# PROVIDED DATA:

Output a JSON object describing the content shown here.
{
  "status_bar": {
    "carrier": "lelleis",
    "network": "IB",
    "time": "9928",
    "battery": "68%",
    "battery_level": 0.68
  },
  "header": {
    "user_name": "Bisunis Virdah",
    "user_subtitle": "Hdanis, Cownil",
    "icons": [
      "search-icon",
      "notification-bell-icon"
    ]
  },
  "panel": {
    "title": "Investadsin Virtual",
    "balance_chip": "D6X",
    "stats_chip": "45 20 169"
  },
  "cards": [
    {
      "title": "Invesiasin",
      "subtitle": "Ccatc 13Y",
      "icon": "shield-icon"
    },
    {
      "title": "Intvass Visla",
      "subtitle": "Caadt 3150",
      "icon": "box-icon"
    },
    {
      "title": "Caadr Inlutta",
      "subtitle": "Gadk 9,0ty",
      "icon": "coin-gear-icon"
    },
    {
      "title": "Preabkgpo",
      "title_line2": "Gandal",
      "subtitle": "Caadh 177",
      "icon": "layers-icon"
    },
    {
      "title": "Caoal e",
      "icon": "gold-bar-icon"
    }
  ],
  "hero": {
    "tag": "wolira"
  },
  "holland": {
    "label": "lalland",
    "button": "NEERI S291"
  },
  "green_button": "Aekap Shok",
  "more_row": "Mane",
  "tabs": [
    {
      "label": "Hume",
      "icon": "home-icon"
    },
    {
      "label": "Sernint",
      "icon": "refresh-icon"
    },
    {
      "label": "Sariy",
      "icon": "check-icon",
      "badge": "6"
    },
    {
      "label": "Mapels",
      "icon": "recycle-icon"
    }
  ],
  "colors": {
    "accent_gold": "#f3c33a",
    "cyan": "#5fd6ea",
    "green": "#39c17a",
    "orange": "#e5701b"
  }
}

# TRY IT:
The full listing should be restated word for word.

# ANSWER SECTION:
Output a JSON object describing the content shown here.
{
  "status_bar": {
    "carrier": "lelleis",
    "network": "IB",
    "time": "9928",
    "battery": "68%",
    "battery_level": 0.68
  },
  "header": {
    "user_name": "Bisunis Virdah",
    "user_subtitle": "Hdanis, Cownil",
    "icons": [
      "search-icon",
      "notification-bell-icon"
    ]
  },
  "panel": {
    "title": "Investadsin Virtual",
    "balance_chip": "D6X",
    "stats_chip": "45 20 169"
  },
  "cards": [
    {
      "title": "Invesiasin",
      "subtitle": "Ccatc 13Y",
      "icon": "shield-icon"
    },
    {
      "title": "Intvass Visla",
      "subtitle": "Caadt 3150",
      "icon": "box-icon"
    },
    {
      "title": "Caadr Inlutta",
      "subtitle": "Gadk 9,0ty",
      "icon": "coin-gear-icon"
    },
    {
      "title": "Preabkgpo",
      "title_line2": "Gandal",
      "subtitle": "Caadh 177",
      "icon": "layers-icon"
    },
    {
      "title": "Caoal e",
      "icon": "gold-bar-icon"
    }
  ],
  "hero": {
    "tag": "wolira"
  },
  "holland": {
    "label": "lalland",
    "button": "NEERI S291"
  },
  "green_button": "Aekap Shok",
  "more_row": "Mane",
  "tabs": [
    {
      "label": "Hume",
      "icon": "home-icon"
    },
    {
      "label": "Sernint",
      "icon": "refresh-icon"
    },
    {
      "label": "Sariy",
      "icon": "check-icon",
      "badge": "6"
    },
    {
      "label": "Mapels",
      "icon": "recycle-icon"
    }
  ],
  "colors": {
    "accent_gold": "#f3c33a",
    "cyan": "#5fd6ea",
    "green": "#39c17a",
    "orange": "#e5701b"
  }
}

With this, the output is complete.